An alternative agency for editorial images, which many microstock contributors seem to favour is Alamy. This is not a microstock agency but they do accept royalty free microstock images, for editorial images though they only offer images under a rights managed license, not royalty free like microstock. Therefore, you can’t have the same editorial images both on microstock sites and Alamy. The advantages with Alamy is that there are no reviewers breathing down your neck for not writing the perfect editorial caption (big advantage if you value your time), or rejecting saleable images which often microstock agency reviewers aren’t aware are saleable. However with Alamy, you do need to have good image quality, for both editorial and non-editorial images, as they basically only check for the quality, well they check one random image from each batch of images you send and if this one gets through, they all get through. Unlike microstock agencies which give very little away into their workings, Alamy say upfront, if your images pass the quality bar, they’re in. And many microstockers if they have editorial work, send these images to Alamy only. Like with microstock you also need to send large quantities of images to make good money, sales on Alamy are far more infrequent than with any of the top microstock sites, but each sale is usually worth far more.
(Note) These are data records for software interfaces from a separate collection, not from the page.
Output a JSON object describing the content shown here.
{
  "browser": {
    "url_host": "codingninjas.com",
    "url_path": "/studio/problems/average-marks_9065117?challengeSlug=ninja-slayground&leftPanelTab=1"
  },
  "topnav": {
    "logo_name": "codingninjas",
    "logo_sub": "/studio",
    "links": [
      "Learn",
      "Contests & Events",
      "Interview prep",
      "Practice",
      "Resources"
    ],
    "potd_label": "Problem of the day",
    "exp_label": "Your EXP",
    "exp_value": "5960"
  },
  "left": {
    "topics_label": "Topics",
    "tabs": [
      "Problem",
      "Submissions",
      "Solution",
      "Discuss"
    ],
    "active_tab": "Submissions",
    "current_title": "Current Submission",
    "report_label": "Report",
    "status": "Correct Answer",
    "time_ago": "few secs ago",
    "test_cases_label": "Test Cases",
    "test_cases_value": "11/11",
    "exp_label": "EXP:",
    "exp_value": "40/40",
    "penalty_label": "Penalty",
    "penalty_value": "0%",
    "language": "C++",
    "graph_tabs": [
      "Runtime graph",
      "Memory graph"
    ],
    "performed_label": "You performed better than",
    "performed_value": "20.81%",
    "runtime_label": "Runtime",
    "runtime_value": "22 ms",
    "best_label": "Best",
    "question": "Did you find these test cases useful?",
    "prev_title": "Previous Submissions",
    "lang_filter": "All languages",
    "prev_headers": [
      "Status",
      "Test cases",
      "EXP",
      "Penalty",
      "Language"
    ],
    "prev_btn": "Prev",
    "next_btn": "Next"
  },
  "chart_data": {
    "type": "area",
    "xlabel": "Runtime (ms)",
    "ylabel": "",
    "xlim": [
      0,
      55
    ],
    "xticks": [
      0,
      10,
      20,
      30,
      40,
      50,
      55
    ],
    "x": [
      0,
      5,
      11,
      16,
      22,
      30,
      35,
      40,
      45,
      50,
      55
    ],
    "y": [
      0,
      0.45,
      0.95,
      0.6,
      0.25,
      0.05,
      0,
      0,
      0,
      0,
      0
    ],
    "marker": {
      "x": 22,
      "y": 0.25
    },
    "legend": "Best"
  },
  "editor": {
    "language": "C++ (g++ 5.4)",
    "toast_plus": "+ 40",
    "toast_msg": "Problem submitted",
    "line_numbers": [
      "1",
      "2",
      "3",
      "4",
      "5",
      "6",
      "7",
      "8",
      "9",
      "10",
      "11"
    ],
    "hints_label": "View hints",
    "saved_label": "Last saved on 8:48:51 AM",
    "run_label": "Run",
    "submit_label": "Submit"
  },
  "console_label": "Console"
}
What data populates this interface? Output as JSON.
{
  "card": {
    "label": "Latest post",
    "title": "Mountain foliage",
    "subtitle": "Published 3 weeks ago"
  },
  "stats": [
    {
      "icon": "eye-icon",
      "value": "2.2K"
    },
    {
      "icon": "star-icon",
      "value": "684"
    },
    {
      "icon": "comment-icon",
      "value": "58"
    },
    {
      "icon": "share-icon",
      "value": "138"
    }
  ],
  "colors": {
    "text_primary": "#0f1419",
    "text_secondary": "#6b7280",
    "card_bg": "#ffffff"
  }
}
So, is it worth submitting editorial images to microstock agencies? As it stands, I couldn’t really say it is. Almost half my microstock images are editorial. In the top 20 highest earning images I have, only 6 are editorial, the most downloaded has had 87 downloads, compared to my best selling commercial image which has 307 downloads. Considering the lower sales, if contributors are going to find it worthwhile to send the bulk of their editorial images to microstock, I would think the agencies would need to simplify the editorial submission process, and be less restrictive about what they accept. It’s stock, it makes more sense to me that they prioritise stock images that have long lifespans, more so than current news images. Current news images would need to be reviewed and indexed much faster to have optimal impact. If an important event happens today and a contributor sends images of the event today, it needs to be online TODAY. Maybe then more big editorial buyers would see microstock as an option.
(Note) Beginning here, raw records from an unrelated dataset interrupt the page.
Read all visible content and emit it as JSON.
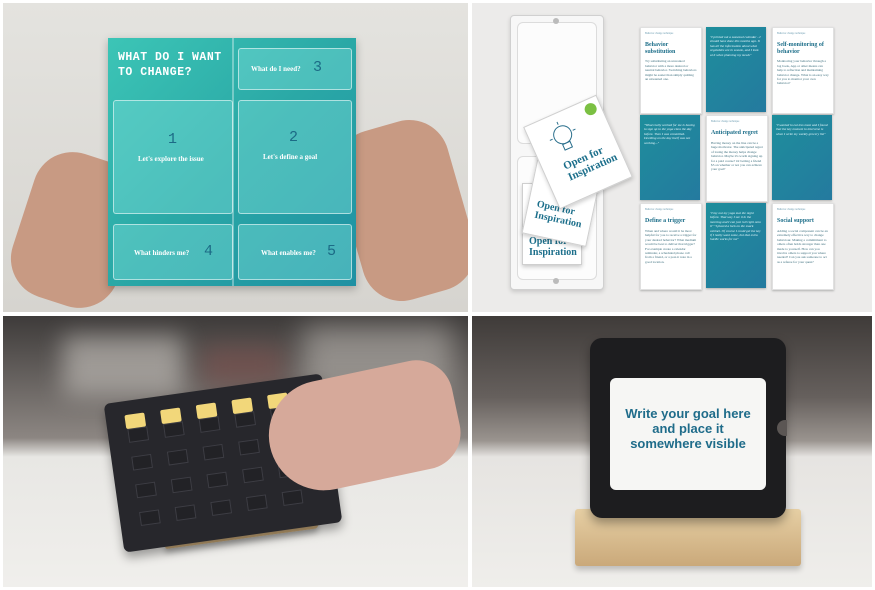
{
  "panels": {
    "worksheet": {
      "title": "WHAT DO I WANT TO CHANGE?",
      "sections": [
        {
          "num": "1",
          "label": "Let's explore the issue"
        },
        {
          "num": "2",
          "label": "Let's define a goal"
        },
        {
          "num": "3",
          "label": "What do I need?"
        },
        {
          "num": "4",
          "label": "What hinders me?"
        },
        {
          "num": "5",
          "label": "What enables me?"
        }
      ],
      "colors": {
        "booklet": "#2aa8a6",
        "number": "#1c6b86"
      }
    },
    "cards": {
      "case_cards": [
        "Open for Inspiration",
        "Open for Inspiration",
        "Open for Inspiration"
      ],
      "grid": [
        {
          "kicker": "Behavior change technique",
          "title": "Behavior substitution",
          "body": "Try substituting an unwanted behavior with a more desired or neutral behavior. Switching behaviors might be easier than simply quitting an unwanted one.",
          "style": "white"
        },
        {
          "kicker": "",
          "title": "",
          "body": "\"I printed out a seasonal calendar - I should have done this months ago. It has all the information about what vegetables are in season, and I look at it when planning my meals\"",
          "style": "teal"
        },
        {
          "kicker": "Behavior change technique",
          "title": "Self-monitoring of behavior",
          "body": "Monitoring your behavior through a log book, App or other means can help to reflection and maintaining behavior change. What is an easy way for you to monitor your own behavior?",
          "style": "white"
        },
        {
          "kicker": "",
          "title": "",
          "body": "\"What really worked for me is having to sign up to the yoga class the day before. Then I was committed. Deciding on the day itself was not working...\"",
          "style": "teal"
        },
        {
          "kicker": "Behavior change technique",
          "title": "Anticipated regret",
          "body": "Having money on the line can be a huge motivator. The anticipated regret of losing the money helps change behavior. Maybe it's worth signing up for a paid course? Or betting a friend $5 on whether or not you can achieve your goal?",
          "style": "white"
        },
        {
          "kicker": "",
          "title": "",
          "body": "\"I wanted to eat less meat and I found that the key moment to intervene is when I write my weekly grocery list\"",
          "style": "teal"
        },
        {
          "kicker": "Behavior change technique",
          "title": "Define a trigger",
          "body": "When and where would it be most helpful for you to receive a trigger for your desired behavior? What medium would be best to deliver that trigger? For example create a calendar reminder, a scheduled phone call from a friend, or a post-it note in a good location.",
          "style": "white"
        },
        {
          "kicker": "",
          "title": "",
          "body": "\"I lay out my yoga mat the night before. That way I see it in the morning and I can just roll right onto it\" \"I placed a lock on the snack cabinet. Of course I could get the key if I really want some, but that extra hurdle works for me\"",
          "style": "teal"
        },
        {
          "kicker": "Behavior change technique",
          "title": "Social support",
          "body": "Adding a social component can be an extremely effective way to change behaviour. Making a commitment to others often holds stronger than one made to yourself. How can you involve others to support you where needed? Can you ask someone to act as a referee for your quest?",
          "style": "white"
        }
      ],
      "colors": {
        "teal": "#1e8e9c",
        "heading": "#1e6f8a"
      }
    },
    "tab_board": {
      "tabs_raised": 5,
      "rows": 4,
      "cols": 5,
      "colors": {
        "board": "#27272c",
        "tab": "#f2d77a",
        "stand": "#d8bb8a"
      }
    },
    "frame": {
      "text": "Write your goal here and place it somewhere visible",
      "colors": {
        "frame": "#1d1d1f",
        "text": "#1f6c8a",
        "stand": "#d8bb8a"
      }
    }
  }
}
If you shoot a lot of editorial images and you want to sell your images online, maybe trying Alamy (and other alternatives) would be better, so long as you are capable of passing their quality control, there really is no more drama. You’re not guaranteed success with the alternatives though. Alamy alone has over 30 million images, so there is a fair bit of competition too. But contributors who have top DSLR cameras and can consistently produce high quality images seldom have their images rejected, and being able to get your images online and visible with relative ease has to be a bonus. Your work still has to be good though and in demand, and of course good keywording is also paramount to better your chances for selling anywhere online.
As with many of the posts on this blog, I’m mostly expressing my views and experiences. If you have different or similar experiences in regards to microstock editorial images, feel free to share them.